What is required | Extract the records below word for word and ignore the images.

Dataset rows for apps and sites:
------------------------

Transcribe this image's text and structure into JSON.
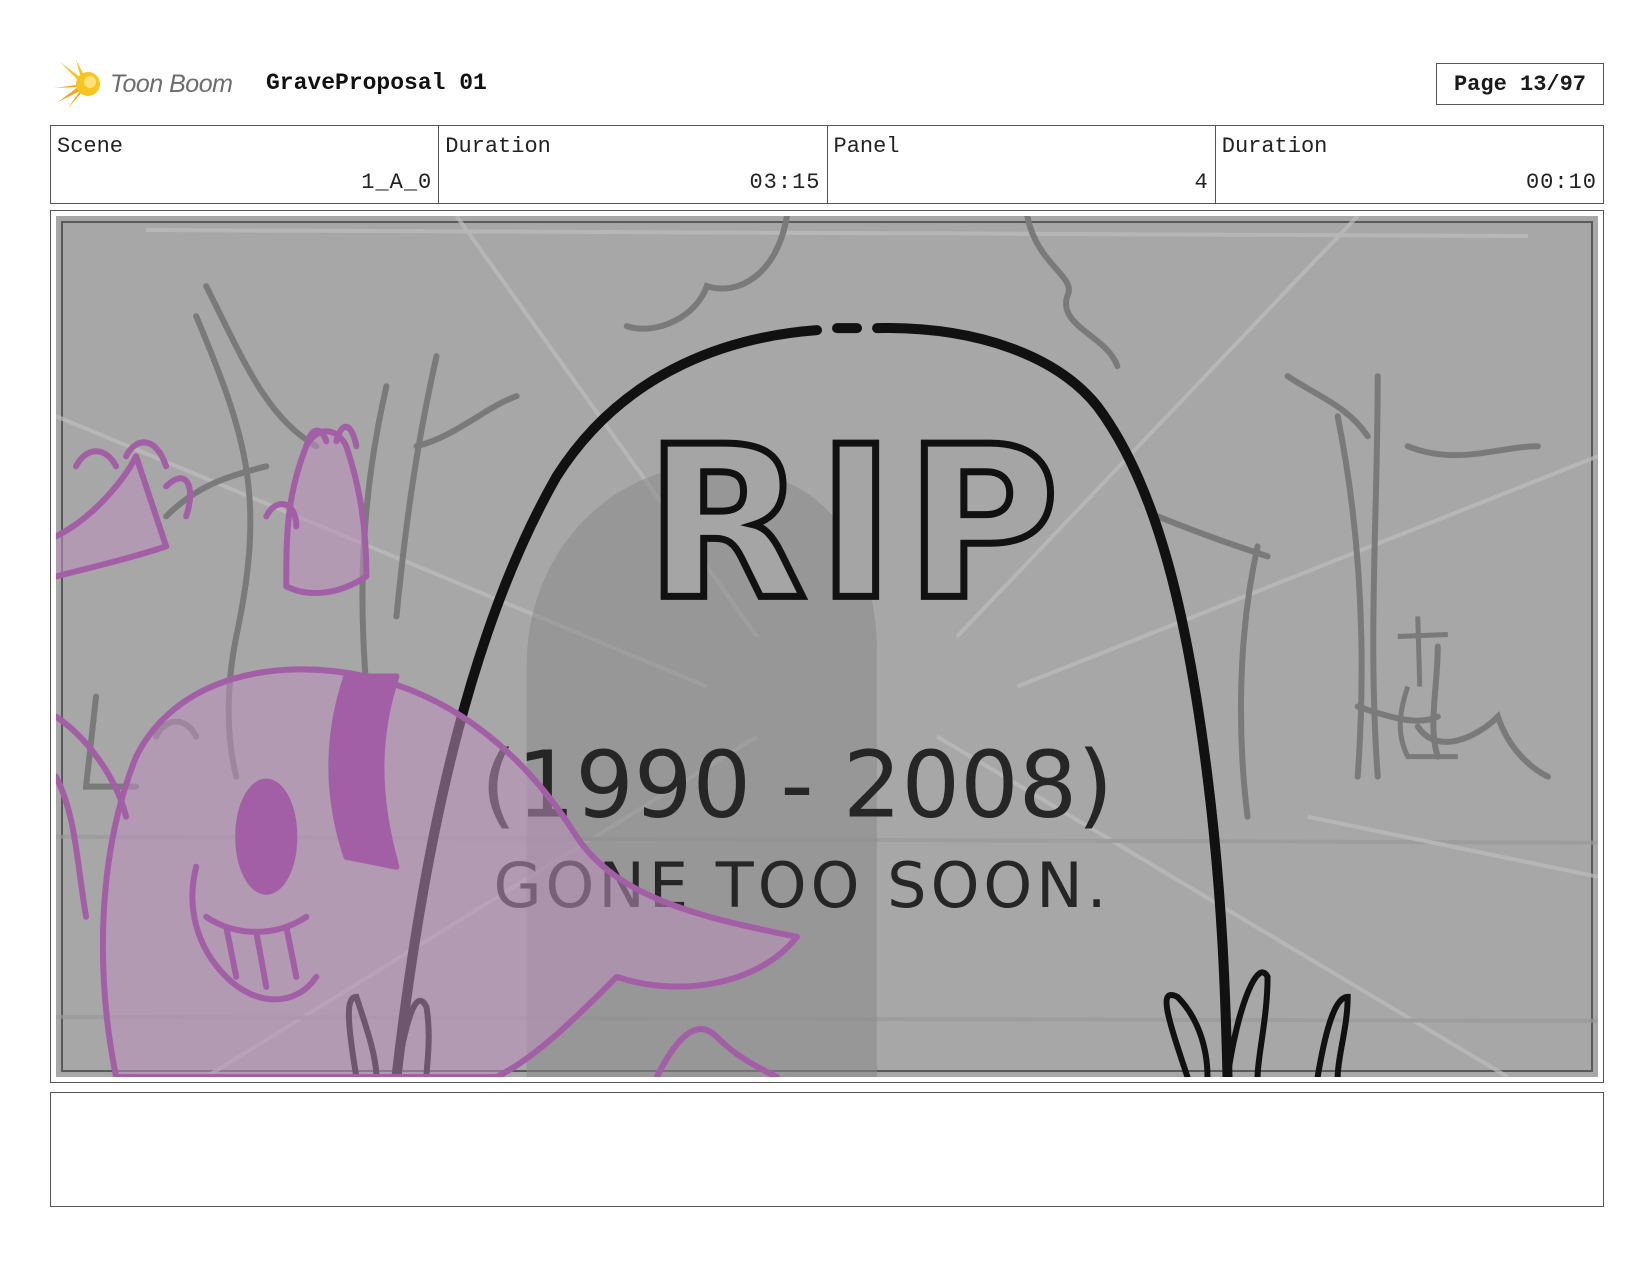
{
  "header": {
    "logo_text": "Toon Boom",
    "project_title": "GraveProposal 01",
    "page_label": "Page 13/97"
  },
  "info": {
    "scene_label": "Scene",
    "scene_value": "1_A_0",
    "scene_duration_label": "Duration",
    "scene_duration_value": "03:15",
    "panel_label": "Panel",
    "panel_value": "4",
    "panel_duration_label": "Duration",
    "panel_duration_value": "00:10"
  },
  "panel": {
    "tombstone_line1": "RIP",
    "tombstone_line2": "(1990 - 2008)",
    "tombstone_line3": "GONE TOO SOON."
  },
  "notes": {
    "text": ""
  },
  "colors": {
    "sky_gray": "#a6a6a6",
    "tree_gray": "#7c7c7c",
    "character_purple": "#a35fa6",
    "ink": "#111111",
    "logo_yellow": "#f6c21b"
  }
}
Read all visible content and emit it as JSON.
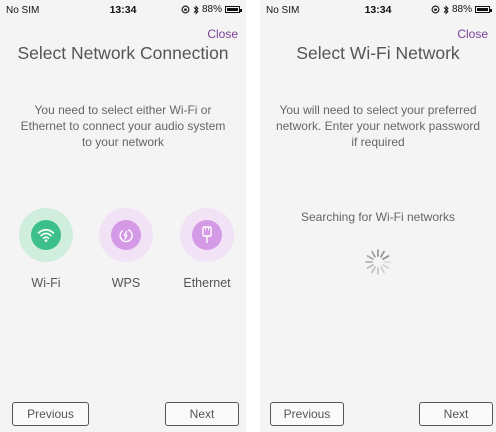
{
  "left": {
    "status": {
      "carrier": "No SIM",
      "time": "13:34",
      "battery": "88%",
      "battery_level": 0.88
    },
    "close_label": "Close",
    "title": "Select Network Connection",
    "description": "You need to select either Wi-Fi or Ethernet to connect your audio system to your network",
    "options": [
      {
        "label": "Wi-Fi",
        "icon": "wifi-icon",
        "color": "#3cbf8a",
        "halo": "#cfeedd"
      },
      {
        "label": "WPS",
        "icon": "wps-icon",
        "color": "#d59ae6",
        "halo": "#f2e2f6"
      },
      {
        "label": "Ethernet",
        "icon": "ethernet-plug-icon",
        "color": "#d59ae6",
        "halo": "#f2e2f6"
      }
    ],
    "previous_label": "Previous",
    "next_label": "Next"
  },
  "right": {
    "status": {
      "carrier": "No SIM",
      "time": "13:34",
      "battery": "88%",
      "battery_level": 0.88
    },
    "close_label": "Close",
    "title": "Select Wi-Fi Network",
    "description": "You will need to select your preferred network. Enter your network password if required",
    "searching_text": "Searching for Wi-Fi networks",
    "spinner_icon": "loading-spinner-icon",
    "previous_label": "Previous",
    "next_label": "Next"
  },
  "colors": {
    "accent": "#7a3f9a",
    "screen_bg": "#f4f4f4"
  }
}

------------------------

Result of the task |
Transcribe this image's text and structure into JSON.
{
  "header": {
    "logo_text": "Toon Boom",
    "project_title": "GraveProposal 01",
    "page_label": "Page 13/97"
  },
  "info": {
    "scene_label": "Scene",
    "scene_value": "1_A_0",
    "scene_duration_label": "Duration",
    "scene_duration_value": "03:15",
    "panel_label": "Panel",
    "panel_value": "4",
    "panel_duration_label": "Duration",
    "panel_duration_value": "00:10"
  },
  "panel": {
    "tombstone_line1": "RIP",
    "tombstone_line2": "(1990 - 2008)",
    "tombstone_line3": "GONE TOO SOON."
  },
  "notes": {
    "text": ""
  },
  "colors": {
    "sky_gray": "#a6a6a6",
    "tree_gray": "#7c7c7c",
    "character_purple": "#a35fa6",
    "ink": "#111111",
    "logo_yellow": "#f6c21b"
  }
}
Read all visible content and emit it as JSON.
{
  "left": {
    "status": {
      "carrier": "No SIM",
      "time": "13:34",
      "battery": "88%",
      "battery_level": 0.88
    },
    "close_label": "Close",
    "title": "Select Network Connection",
    "description": "You need to select either Wi-Fi or Ethernet to connect your audio system to your network",
    "options": [
      {
        "label": "Wi-Fi",
        "icon": "wifi-icon",
        "color": "#3cbf8a",
        "halo": "#cfeedd"
      },
      {
        "label": "WPS",
        "icon": "wps-icon",
        "color": "#d59ae6",
        "halo": "#f2e2f6"
      },
      {
        "label": "Ethernet",
        "icon": "ethernet-plug-icon",
        "color": "#d59ae6",
        "halo": "#f2e2f6"
      }
    ],
    "previous_label": "Previous",
    "next_label": "Next"
  },
  "right": {
    "status": {
      "carrier": "No SIM",
      "time": "13:34",
      "battery": "88%",
      "battery_level": 0.88
    },
    "close_label": "Close",
    "title": "Select Wi-Fi Network",
    "description": "You will need to select your preferred network. Enter your network password if required",
    "searching_text": "Searching for Wi-Fi networks",
    "spinner_icon": "loading-spinner-icon",
    "previous_label": "Previous",
    "next_label": "Next"
  },
  "colors": {
    "accent": "#7a3f9a",
    "screen_bg": "#f4f4f4"
  }
}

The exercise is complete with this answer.